There are caves nearby in Luzern, too.
"Wildkirchli is the name of a system of three caves in the Alpstein massif of Appenzell, Switzerland. They are notable for the traces of paleolithic (Neanderthals) habitation discovered in 1940 by Emil Bächler (1868–1950), dating to ca. 50,000 to 30,000 BP. Even earlier are remnants of cave bears found in the caves, dating to ca. 90,000 BP.
The caves were inhabited by hermits from 1658 to 1853.
Today, the caves are a tourist site. They can be easily accessed on foot via a short trail down from the cable car station at Ebenalp
." (Read more at Wikipedia)

Wildkirchli, Appenzell, Schweiz on Wikimedia                                                  

Have you ever used your hands to make pictures or designs in clay or mud?  How did it feel? How long did they last?

Off Book | Street Art | PBS Arts

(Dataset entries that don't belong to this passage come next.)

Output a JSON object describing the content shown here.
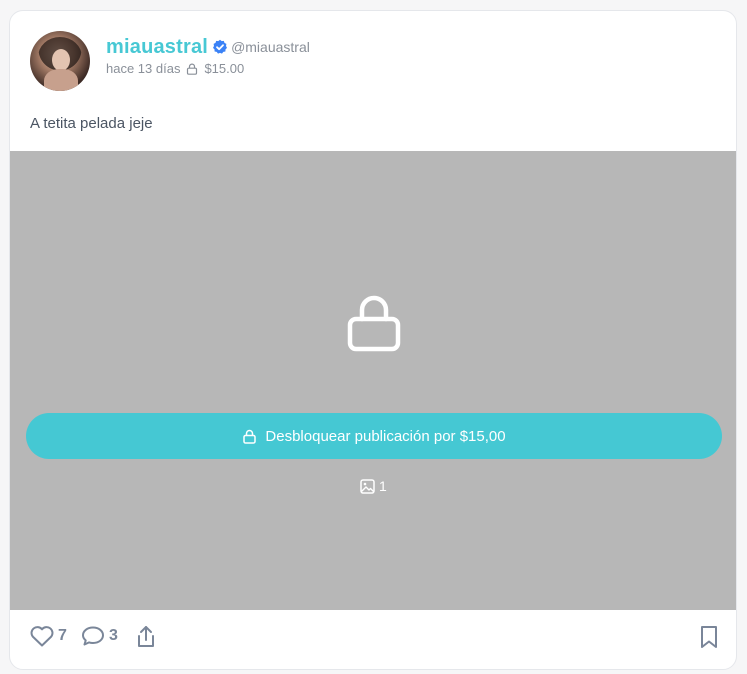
{
  "post": {
    "author": {
      "name": "miauastral",
      "handle": "@miauastral",
      "verified": true
    },
    "time": "hace 13 días",
    "price": "$15.00",
    "caption": "A tetita pelada jeje",
    "unlock_label": "Desbloquear publicación por $15,00",
    "media_count": "1",
    "likes": "7",
    "comments": "3"
  },
  "colors": {
    "accent": "#45c8d3",
    "name": "#47c8d4",
    "verified": "#3b82f6",
    "media_bg": "#b7b7b7",
    "muted": "#8a9099",
    "action": "#7a8699"
  },
  "icons": {
    "verified": "verified-badge-icon",
    "price_lock": "lock-icon",
    "media_lock": "lock-icon",
    "unlock": "unlock-icon",
    "image": "image-icon",
    "like": "heart-icon",
    "comment": "comment-icon",
    "share": "share-icon",
    "bookmark": "bookmark-icon"
  }
}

I'm sharing this video with the ISOCS classes who are investigating shape and space.  Do you think color or texture makes any difference to how you perceive a shape? Is a rough or furry cube different from a smooth paper one?  Is a florescent pink sphere different from a white one?  Do you feel connected to a shape you've drawn or built?  Watch this video all the way to the end.

Text from the YouTube page:

Uploaded by  on Sep 27, 2011
"The street is a space where art thrives, and a place where artists can shape the public aesthetic. Olek, a sculptor whose medium is crochet, and Swoon, a mixed media artist, disrupt daily life with work that creates wonder, emotion, and humor. Equally at home in museums and galleries, both artists also create installations that challenge the formats of traditional art spaces. With powerful layers of meaning, beautiful aesthetics, and using unique media, these two prolific creators are pushing the boundaries of contemporary art."